Security was also an inevitable concern, one that was, as Viswanathan describes it, “fixed in flight” with second and third line evaluations executed during deployment:

Once again what would have taken maybe 12 to 18 months - project, funding, business case - was all done in a matter of three to four weeks. Once again we relied on tools. You know, especially in banking, we are very guilty of trying to pick up the best of breed in a particular sliver, and somehow pretending that we could orchestrate across multiple best of breed solutions. All that went out the window. Practicality took over, so it was a lot easier to get things done in this environment.

Multi-cloud
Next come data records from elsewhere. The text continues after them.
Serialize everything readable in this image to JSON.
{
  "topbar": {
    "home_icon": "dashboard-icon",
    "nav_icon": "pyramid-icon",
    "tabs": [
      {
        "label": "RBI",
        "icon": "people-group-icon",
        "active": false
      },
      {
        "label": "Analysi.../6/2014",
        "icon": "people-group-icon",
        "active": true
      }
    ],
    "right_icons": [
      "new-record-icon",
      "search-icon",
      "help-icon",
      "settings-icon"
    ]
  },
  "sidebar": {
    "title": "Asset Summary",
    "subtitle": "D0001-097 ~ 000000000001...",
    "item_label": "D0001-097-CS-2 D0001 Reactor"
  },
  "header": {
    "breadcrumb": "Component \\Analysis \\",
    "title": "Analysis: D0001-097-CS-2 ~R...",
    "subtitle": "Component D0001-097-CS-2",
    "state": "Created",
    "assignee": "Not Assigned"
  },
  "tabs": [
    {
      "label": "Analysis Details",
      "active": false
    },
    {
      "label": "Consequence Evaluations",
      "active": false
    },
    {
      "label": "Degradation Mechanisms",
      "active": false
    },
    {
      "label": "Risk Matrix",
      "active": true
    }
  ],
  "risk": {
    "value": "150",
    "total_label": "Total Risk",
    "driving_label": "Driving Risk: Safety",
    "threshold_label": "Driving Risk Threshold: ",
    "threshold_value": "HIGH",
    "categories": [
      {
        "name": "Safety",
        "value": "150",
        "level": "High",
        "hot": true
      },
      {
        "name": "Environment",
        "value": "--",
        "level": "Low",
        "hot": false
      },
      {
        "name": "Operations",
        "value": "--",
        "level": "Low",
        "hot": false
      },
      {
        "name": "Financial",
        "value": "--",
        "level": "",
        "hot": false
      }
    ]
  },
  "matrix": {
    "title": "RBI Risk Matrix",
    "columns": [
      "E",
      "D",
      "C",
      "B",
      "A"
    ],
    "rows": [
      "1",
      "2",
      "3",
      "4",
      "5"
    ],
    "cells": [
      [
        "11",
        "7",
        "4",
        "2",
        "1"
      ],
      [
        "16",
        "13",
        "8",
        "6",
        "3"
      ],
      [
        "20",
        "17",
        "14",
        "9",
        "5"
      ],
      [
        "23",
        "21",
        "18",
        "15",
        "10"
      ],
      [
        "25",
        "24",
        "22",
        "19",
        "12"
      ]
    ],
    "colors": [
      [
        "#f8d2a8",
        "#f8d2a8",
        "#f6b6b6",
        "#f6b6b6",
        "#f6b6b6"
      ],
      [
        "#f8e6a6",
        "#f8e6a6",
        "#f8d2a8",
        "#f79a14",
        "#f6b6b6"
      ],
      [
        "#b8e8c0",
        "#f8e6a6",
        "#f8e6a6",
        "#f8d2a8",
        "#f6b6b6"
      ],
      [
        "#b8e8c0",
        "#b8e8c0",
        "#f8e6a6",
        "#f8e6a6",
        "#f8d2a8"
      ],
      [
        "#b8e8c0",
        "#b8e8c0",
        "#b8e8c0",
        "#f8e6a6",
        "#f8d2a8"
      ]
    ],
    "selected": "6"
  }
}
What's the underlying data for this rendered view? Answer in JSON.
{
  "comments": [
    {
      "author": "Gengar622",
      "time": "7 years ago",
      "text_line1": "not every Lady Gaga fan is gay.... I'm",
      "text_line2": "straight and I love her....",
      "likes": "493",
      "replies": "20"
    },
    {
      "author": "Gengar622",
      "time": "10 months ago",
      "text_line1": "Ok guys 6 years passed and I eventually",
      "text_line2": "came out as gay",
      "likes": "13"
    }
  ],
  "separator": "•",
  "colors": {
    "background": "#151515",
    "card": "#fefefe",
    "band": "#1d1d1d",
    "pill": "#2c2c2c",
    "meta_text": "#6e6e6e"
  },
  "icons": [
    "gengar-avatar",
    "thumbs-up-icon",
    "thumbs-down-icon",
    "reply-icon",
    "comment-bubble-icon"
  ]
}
TSB was also helped by the historical fact of not having built out its own data center estate when it was spun out of the larger Lloyds Banking Group in 2013, tapping instead into third party provision from the likes of IBM and BT. As Viswanathan notes, this means that when a customer calls up 0800-TSB, the call goes on a journey, from landing in a BT cloud ,through the CRM aspect running in an Office365 cloud, to the banking platform built on an IBM cloud. So by the time an agent asks the inevitable, ‘What’s your mother's maiden name?’, the customer request has been through several infrastructure and service providers.

That’s a benefit if the right pieces are in place, argues Viswanathan:

You can actually move parts of your infrastructure very, very quickly. But it's terrible when things break down because then, like the human body, you're not too sure whether it's the lungs or the heart or the brain? Which part of the system actually has a problem? If you don't have those diagnostics in place when you're trying to become a digital player, you're in trouble. Therefore, step one of the journey was making sure that we were not encumbered by our own legacy infrastructure. 

Step two was [working out] how do we get to world class and how do we therefore have a single pane of glass with which we manage, both proactively and reactively, so that we are always available for customers? That’s easier said than done. We know how [the tech] industry has worked for a long time. There’s a lot of hype and actually no software that underpins the hype. Whoever you are -  big banks, small banks - you're eventually going to have a foot in both camps, something in the public cloud, something on prem. The ability to actually manage across these environments is super-critical, because you are definitely going to run a pair of establishments for a very long time to come.

There has also been an unintended consequence of COVID-19, that of bolstering TSB’s confidence as a company in its customer services capabilities, which took a hefty knock back in 2018 when a massive IT failure saw 80,000 customers switch their account to a competitor. Viswanathan concludes:

You go from sort of not believing in yourself to getting your colleagues to work from home, going digital, customers [have the] capability to chat with us, here are all the forms that you ever needed to go online with us. Just sort of the mental strength that we built up as a team is an enormous plus.